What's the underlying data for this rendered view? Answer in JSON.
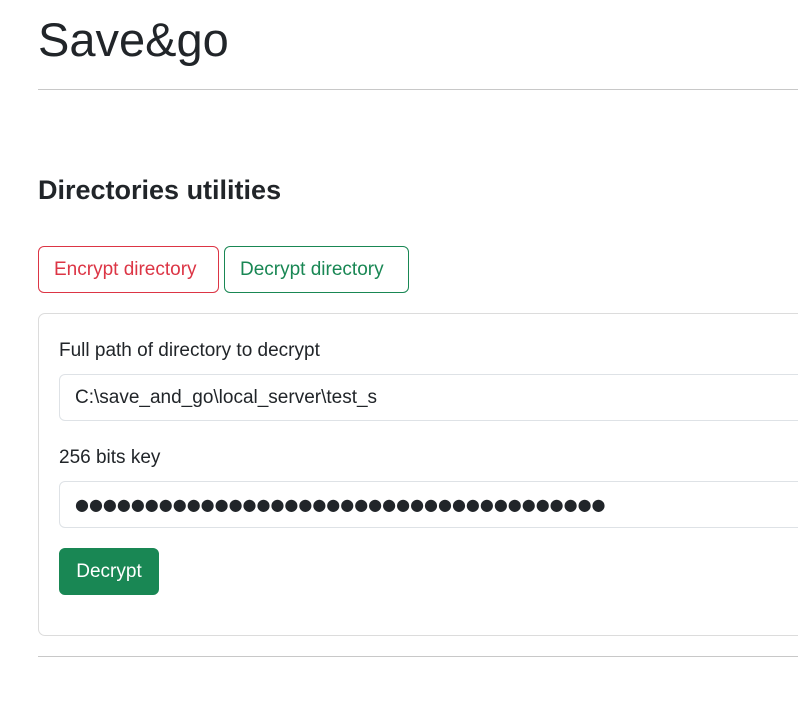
{
  "app": {
    "title": "Save&go"
  },
  "section": {
    "title": "Directories utilities"
  },
  "tabs": [
    {
      "label": "Encrypt directory",
      "color": "#dc3545"
    },
    {
      "label": "Decrypt directory",
      "color": "#198754"
    }
  ],
  "form": {
    "path_label": "Full path of directory to decrypt",
    "path_value": "C:\\save_and_go\\local_server\\test_s",
    "key_label": "256 bits key",
    "key_value": "●●●●●●●●●●●●●●●●●●●●●●●●●●●●●●●●●●●●●●",
    "submit_label": "Decrypt"
  },
  "colors": {
    "success": "#198754",
    "danger": "#dc3545"
  }
}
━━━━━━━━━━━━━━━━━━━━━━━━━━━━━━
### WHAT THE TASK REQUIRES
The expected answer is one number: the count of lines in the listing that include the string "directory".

### RESULT
3